▸ Stored data
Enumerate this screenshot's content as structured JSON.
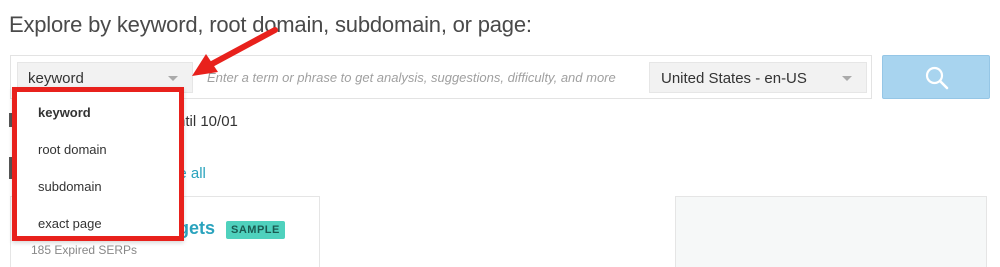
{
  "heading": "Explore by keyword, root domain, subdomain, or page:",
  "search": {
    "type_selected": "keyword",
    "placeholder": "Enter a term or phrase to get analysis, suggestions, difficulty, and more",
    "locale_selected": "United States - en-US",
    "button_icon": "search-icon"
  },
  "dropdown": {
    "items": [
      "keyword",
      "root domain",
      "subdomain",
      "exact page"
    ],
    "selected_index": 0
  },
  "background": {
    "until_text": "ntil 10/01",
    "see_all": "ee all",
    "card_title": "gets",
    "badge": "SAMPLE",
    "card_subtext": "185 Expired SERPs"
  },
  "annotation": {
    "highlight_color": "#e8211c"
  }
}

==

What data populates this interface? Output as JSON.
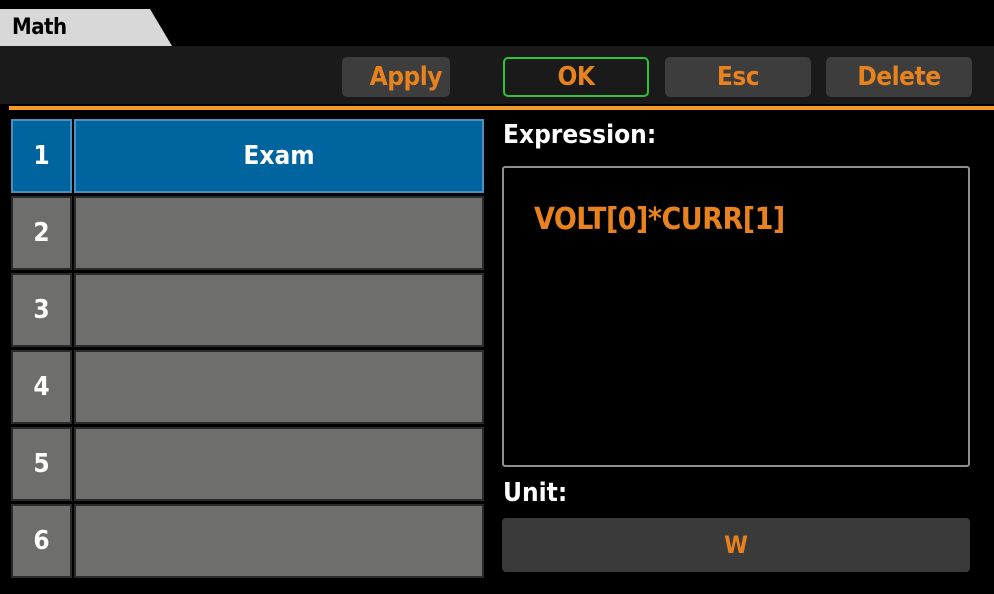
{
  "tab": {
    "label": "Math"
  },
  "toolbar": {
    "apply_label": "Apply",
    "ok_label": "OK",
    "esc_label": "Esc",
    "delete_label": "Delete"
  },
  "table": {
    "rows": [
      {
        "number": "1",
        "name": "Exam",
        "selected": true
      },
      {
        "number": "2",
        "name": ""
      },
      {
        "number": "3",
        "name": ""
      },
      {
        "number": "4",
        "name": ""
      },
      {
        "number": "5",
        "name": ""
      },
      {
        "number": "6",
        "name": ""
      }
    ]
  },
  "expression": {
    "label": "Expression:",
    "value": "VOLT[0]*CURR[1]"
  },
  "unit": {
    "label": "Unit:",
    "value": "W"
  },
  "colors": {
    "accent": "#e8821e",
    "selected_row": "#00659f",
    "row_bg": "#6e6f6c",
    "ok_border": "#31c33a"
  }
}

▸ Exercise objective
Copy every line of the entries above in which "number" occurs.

▸ Task solution
        "number": "1",
        "number": "2",
        "number": "3",
        "number": "4",
        "number": "5",
        "number": "6",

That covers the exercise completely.